[Records for this task]:
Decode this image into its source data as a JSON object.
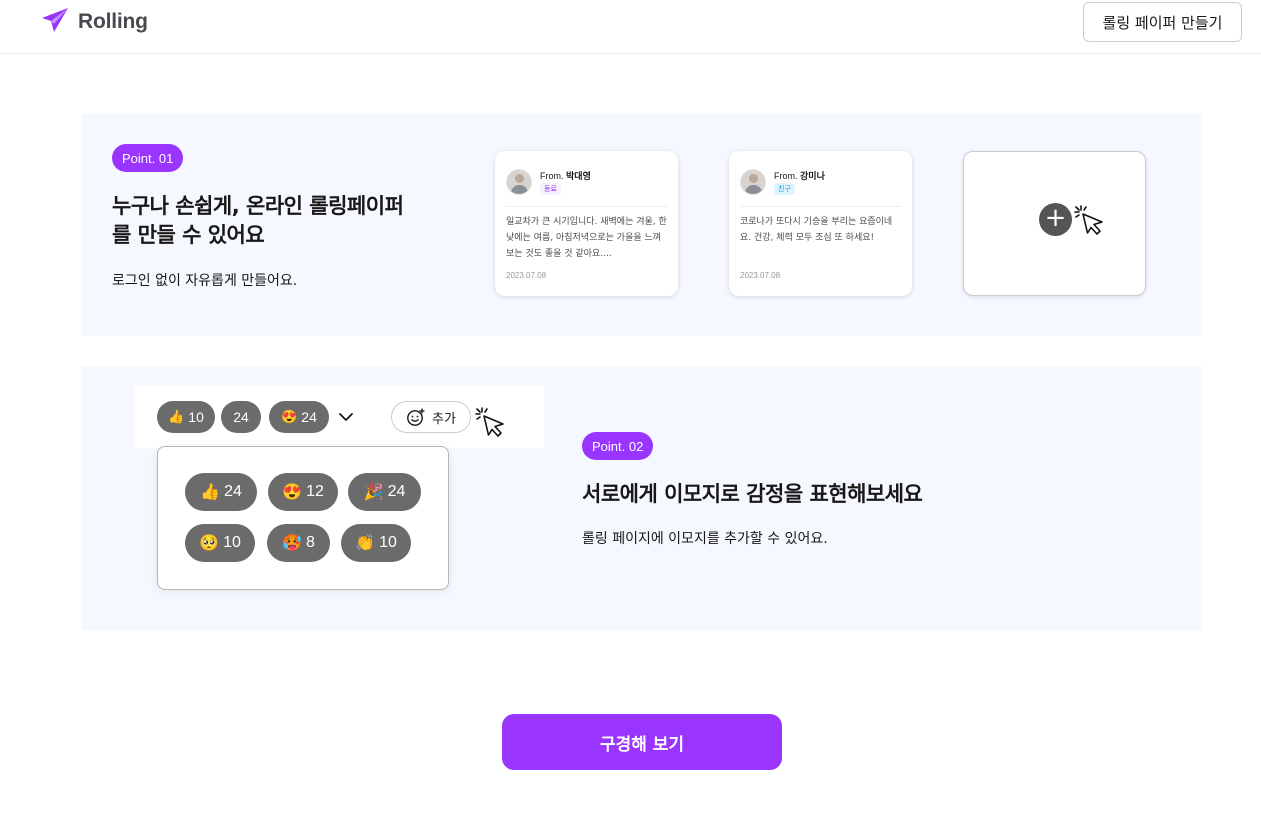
{
  "header": {
    "logo_text": "Rolling",
    "logo_icon": "paper-plane-icon",
    "create_button_label": "롤링 페이퍼 만들기"
  },
  "section1": {
    "badge": "Point. 01",
    "title_line1": "누구나 손쉽게, 온라인 롤링페이퍼",
    "title_line2": "를 만들 수 있어요",
    "description": "로그인 없이 자유롭게 만들어요.",
    "cards": [
      {
        "from_prefix": "From.",
        "from_name": "박대영",
        "tag": "동료",
        "body": "일교차가 큰 시기입니다. 새벽에는 겨울, 한낮에는 여름, 아침저녁으로는 가을을 느껴보는 것도 좋을 것 같아요....",
        "date": "2023.07.08"
      },
      {
        "from_prefix": "From.",
        "from_name": "강미나",
        "tag": "친구",
        "body": "코로나가 또다시 기승을 부리는 요즘이네요. 건강, 체력 모두 조심 또 하세요!",
        "date": "2023.07.08"
      }
    ],
    "add_card_icon": "plus-icon"
  },
  "section2": {
    "badge": "Point. 02",
    "title": "서로에게 이모지로 감정을 표현해보세요",
    "description": "롤링 페이지에 이모지를 추가할 수 있어요.",
    "top_reactions": [
      {
        "emoji": "👍",
        "count": "10"
      },
      {
        "emoji": "",
        "count": "24"
      },
      {
        "emoji": "😍",
        "count": "24"
      }
    ],
    "add_button_label": "추가",
    "panel_reactions": [
      {
        "emoji": "👍",
        "count": "24"
      },
      {
        "emoji": "😍",
        "count": "12"
      },
      {
        "emoji": "🎉",
        "count": "24"
      },
      {
        "emoji": "🥺",
        "count": "10"
      },
      {
        "emoji": "🥵",
        "count": "8"
      },
      {
        "emoji": "👏",
        "count": "10"
      }
    ]
  },
  "cta": {
    "label": "구경해 보기"
  },
  "colors": {
    "primary": "#9935ff",
    "section_bg": "#f6f8ff",
    "pill_bg": "#6b6b6b"
  }
}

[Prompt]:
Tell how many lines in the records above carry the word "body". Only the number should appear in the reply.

[Finished task]:
2